Audiences prefer live events, but how much varies by artform
January 2024Cultural Participation MonitorWave 9 | Summer 2023
This research is from The Audience Agency's nationwide longitudinal (ongoing) panel survey of changing views about participating in creative and cultural activities through the recent and ongoing crises, and beyond, the Cultural Participation Monitor.
Data from the CPM suggests that the more popular an artform is the more open audiences are to viewing it in different formats other than live. This report presents insights into how the popularity of an artform and the initial audience interest can determine how engaging people find non-live events for a particular artform.
Key Takeaway Points
- New Plays, Musicals and Rock/Pop artforms are the most appealing across all viewing platforms
- Younger audiences are more interested in viewing Classical music via other viewing platforms to live events
- Dance is more appealing to those under the age of 45, and preferences for viewing Dance does not change based on the viewing platform
- Dance, Opera and Ballet are the least popular of the art forms asked about and the ranking of preferences do not change based on viewing platform
There is a greater disparity between viewing platform preferences for New Plays, Musicals and Rock/Pop

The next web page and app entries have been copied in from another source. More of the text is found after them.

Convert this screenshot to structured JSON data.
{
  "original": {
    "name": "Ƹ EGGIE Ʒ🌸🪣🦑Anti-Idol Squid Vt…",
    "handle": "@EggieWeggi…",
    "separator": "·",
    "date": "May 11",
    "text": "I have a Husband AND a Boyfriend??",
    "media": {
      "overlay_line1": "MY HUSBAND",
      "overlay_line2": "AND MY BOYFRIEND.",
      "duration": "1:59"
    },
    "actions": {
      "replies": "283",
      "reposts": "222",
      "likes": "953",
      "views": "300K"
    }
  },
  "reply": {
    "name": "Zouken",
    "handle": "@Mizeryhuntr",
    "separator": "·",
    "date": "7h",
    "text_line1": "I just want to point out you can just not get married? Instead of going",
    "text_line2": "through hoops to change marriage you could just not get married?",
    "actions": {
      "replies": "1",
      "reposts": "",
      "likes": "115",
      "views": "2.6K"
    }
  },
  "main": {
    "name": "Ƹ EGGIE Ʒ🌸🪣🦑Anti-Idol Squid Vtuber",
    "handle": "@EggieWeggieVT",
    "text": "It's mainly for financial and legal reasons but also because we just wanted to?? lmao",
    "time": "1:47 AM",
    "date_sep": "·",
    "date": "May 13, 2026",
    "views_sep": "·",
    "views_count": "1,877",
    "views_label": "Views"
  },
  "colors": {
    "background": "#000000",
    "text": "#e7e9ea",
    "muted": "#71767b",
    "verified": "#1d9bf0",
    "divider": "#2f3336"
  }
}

These three artforms are more popular across all viewing platforms compared to others which may account for the greater difference between those who are open to viewing them live and those who would view them at the cinema or at home. Furthermore, Musicals and Rock/Pop artforms are the only ones to fall in the positive when accounting for those who do not find these artforms appealing. New Plays break even for those that find live viewing appealing versus not appealing, with Musicals at 12% and Rock/Pop at 18%. All other artforms are at -20% or lower, demonstrating that a greater number of people do not find these live artforms appealing than those who do.
There is only a 1% difference between viewing Operas at the cinema versus at home, demonstrating this artform's similar appeal across viewing platforms, whilst Rock/Pop, New Play and Musicals have a greater difference for all viewing platforms. Ballet, Shakespeare and Classical all have less than 5% difference between preferences for viewing via at home versus at a cinema screening and a similar difference between live viewings compared to at home or at the cinema.
Dance has the least difference between all viewing platforms suggesting that this artform is not preferred more when changing the viewing platform. Overall, the more popular artforms appeal more for live events, whilst the less popular artforms generally appeal less for all viewing platforms.
Lower engaged segments differ in interests to higher engaged segments
When only considering those that find artforms appealing, Experience Seekers stand out amongst the higher engaged segments as the most interested in viewing via alternative platforms to Live events. 43% of Experience Seekers find a Musical at home appealing (cf. 36% Metroculturals), and 27% for a classical performance in a cinema (cf. 16% Commuterland Culturebuffs). Lower engaged segments are more interested in seeing Rock/Pop artforms live, however, Frontline Families had the highest level of interest compared to all segments in seeing New Plays at home (18%) or in the cinema (17%).
Interestingly, all Audience Spectrum segments find New Plays appealing the least, followed by Musicals and then Rock/Pop, except for Commuterland Culturebuffs, Experience Seekers and Up Our Street, who found Musicals the most appealing of all artforms.
Age further illustrates that viewing preferences are dependent on the artform
Age demonstrates a slightly different picture. Younger audiences are overall more open to viewing events at home and at cinema screenings compared to older people, however, this does differ depending on the artform. For instance, more 16-24s than those 45 and over say Dance is appealing (a little/a lot) for live events (16% more), but also for cinema screenings (11% more) and at home viewing (10% more).
However, Classical music and Shakespeare show a different picture. These appeal to a higher proportion of those aged 25-44 (42% and 43% respectively), and with those over the age of 65 (43%). Overall, Classical music has an even level of interest for live viewing between those aged under 45 and those 45 and over, but when considering at home and cinema screenings, younger audiences are more interested in seeing Classical music compared to those aged 45 and over. This suggests that although Classical music attracts an older audience comparatively for live events, younger audiences are more open to attending this artforms’ events over a variety of viewing platforms other than just live.
In summary, depending on the artform and the level of initial interest in it, people’s willingness to view it across non-live platforms is greater if they are already interested in the artform itself. However, younger audiences are more open to viewing a variety of artforms via other platforms than live events in general, as are Experience Seekers.